Output the listing below verbatim, from its first line to its last.

::::

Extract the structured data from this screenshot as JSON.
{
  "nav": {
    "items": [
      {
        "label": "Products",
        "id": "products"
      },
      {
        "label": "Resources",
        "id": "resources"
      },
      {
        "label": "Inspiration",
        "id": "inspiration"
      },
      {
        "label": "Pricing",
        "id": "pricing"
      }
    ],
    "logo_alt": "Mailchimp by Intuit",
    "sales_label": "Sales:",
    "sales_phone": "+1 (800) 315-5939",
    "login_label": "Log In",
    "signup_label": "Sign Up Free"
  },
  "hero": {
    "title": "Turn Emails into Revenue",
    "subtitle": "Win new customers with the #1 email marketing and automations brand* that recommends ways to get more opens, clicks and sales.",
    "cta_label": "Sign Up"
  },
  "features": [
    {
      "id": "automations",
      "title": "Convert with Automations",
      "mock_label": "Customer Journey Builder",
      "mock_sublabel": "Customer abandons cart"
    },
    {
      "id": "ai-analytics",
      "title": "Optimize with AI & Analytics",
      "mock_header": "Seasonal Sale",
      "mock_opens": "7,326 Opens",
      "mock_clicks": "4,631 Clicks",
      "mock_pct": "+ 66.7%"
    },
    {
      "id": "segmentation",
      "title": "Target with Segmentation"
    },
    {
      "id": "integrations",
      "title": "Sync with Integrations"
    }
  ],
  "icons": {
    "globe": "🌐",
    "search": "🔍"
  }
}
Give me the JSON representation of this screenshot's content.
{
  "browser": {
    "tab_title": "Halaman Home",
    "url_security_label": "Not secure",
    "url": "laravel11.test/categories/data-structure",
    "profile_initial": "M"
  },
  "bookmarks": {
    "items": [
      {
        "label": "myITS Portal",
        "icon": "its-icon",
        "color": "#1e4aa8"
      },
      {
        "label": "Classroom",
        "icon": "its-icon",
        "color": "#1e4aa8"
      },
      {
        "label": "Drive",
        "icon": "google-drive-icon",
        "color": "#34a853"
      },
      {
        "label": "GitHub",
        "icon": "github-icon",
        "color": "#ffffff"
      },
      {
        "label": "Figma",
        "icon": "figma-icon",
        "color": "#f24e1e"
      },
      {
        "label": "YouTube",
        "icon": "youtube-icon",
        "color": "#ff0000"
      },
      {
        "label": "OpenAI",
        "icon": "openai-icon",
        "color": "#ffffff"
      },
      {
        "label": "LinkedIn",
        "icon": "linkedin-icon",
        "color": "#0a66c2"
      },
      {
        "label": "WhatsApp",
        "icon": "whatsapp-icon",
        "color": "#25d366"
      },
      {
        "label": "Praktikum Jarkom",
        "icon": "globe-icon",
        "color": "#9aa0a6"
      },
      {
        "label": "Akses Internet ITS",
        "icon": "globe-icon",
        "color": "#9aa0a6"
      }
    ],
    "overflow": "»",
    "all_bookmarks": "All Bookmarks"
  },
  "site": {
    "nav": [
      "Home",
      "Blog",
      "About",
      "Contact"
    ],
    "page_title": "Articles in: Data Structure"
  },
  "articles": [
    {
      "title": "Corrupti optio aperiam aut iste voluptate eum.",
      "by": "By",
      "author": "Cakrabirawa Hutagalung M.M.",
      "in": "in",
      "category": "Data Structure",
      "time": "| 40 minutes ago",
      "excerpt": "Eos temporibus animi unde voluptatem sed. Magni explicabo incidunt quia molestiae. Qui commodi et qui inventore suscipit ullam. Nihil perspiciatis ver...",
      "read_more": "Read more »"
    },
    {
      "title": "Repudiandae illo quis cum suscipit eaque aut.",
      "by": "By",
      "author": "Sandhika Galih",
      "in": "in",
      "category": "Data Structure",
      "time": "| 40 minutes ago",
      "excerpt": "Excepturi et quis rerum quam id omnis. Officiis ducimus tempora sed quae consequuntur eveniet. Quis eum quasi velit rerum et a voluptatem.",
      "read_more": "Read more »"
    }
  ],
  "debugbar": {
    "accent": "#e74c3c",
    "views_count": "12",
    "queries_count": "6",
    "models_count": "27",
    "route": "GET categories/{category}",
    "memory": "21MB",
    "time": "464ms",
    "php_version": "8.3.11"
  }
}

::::

* **EXPECTED ANSWER**:
Extract the structured data from this screenshot as JSON.
{
  "nav": {
    "items": [
      {
        "label": "Products",
        "id": "products"
      },
      {
        "label": "Resources",
        "id": "resources"
      },
      {
        "label": "Inspiration",
        "id": "inspiration"
      },
      {
        "label": "Pricing",
        "id": "pricing"
      }
    ],
    "logo_alt": "Mailchimp by Intuit",
    "sales_label": "Sales:",
    "sales_phone": "+1 (800) 315-5939",
    "login_label": "Log In",
    "signup_label": "Sign Up Free"
  },
  "hero": {
    "title": "Turn Emails into Revenue",
    "subtitle": "Win new customers with the #1 email marketing and automations brand* that recommends ways to get more opens, clicks and sales.",
    "cta_label": "Sign Up"
  },
  "features": [
    {
      "id": "automations",
      "title": "Convert with Automations",
      "mock_label": "Customer Journey Builder",
      "mock_sublabel": "Customer abandons cart"
    },
    {
      "id": "ai-analytics",
      "title": "Optimize with AI & Analytics",
      "mock_header": "Seasonal Sale",
      "mock_opens": "7,326 Opens",
      "mock_clicks": "4,631 Clicks",
      "mock_pct": "+ 66.7%"
    },
    {
      "id": "segmentation",
      "title": "Target with Segmentation"
    },
    {
      "id": "integrations",
      "title": "Sync with Integrations"
    }
  ],
  "icons": {
    "globe": "🌐",
    "search": "🔍"
  }
}
Give me the JSON representation of this screenshot's content.
{
  "browser": {
    "tab_title": "Halaman Home",
    "url_security_label": "Not secure",
    "url": "laravel11.test/categories/data-structure",
    "profile_initial": "M"
  },
  "bookmarks": {
    "items": [
      {
        "label": "myITS Portal",
        "icon": "its-icon",
        "color": "#1e4aa8"
      },
      {
        "label": "Classroom",
        "icon": "its-icon",
        "color": "#1e4aa8"
      },
      {
        "label": "Drive",
        "icon": "google-drive-icon",
        "color": "#34a853"
      },
      {
        "label": "GitHub",
        "icon": "github-icon",
        "color": "#ffffff"
      },
      {
        "label": "Figma",
        "icon": "figma-icon",
        "color": "#f24e1e"
      },
      {
        "label": "YouTube",
        "icon": "youtube-icon",
        "color": "#ff0000"
      },
      {
        "label": "OpenAI",
        "icon": "openai-icon",
        "color": "#ffffff"
      },
      {
        "label": "LinkedIn",
        "icon": "linkedin-icon",
        "color": "#0a66c2"
      },
      {
        "label": "WhatsApp",
        "icon": "whatsapp-icon",
        "color": "#25d366"
      },
      {
        "label": "Praktikum Jarkom",
        "icon": "globe-icon",
        "color": "#9aa0a6"
      },
      {
        "label": "Akses Internet ITS",
        "icon": "globe-icon",
        "color": "#9aa0a6"
      }
    ],
    "overflow": "»",
    "all_bookmarks": "All Bookmarks"
  },
  "site": {
    "nav": [
      "Home",
      "Blog",
      "About",
      "Contact"
    ],
    "page_title": "Articles in: Data Structure"
  },
  "articles": [
    {
      "title": "Corrupti optio aperiam aut iste voluptate eum.",
      "by": "By",
      "author": "Cakrabirawa Hutagalung M.M.",
      "in": "in",
      "category": "Data Structure",
      "time": "| 40 minutes ago",
      "excerpt": "Eos temporibus animi unde voluptatem sed. Magni explicabo incidunt quia molestiae. Qui commodi et qui inventore suscipit ullam. Nihil perspiciatis ver...",
      "read_more": "Read more »"
    },
    {
      "title": "Repudiandae illo quis cum suscipit eaque aut.",
      "by": "By",
      "author": "Sandhika Galih",
      "in": "in",
      "category": "Data Structure",
      "time": "| 40 minutes ago",
      "excerpt": "Excepturi et quis rerum quam id omnis. Officiis ducimus tempora sed quae consequuntur eveniet. Quis eum quasi velit rerum et a voluptatem.",
      "read_more": "Read more »"
    }
  ],
  "debugbar": {
    "accent": "#e74c3c",
    "views_count": "12",
    "queries_count": "6",
    "models_count": "27",
    "route": "GET categories/{category}",
    "memory": "21MB",
    "time": "464ms",
    "php_version": "8.3.11"
  }
}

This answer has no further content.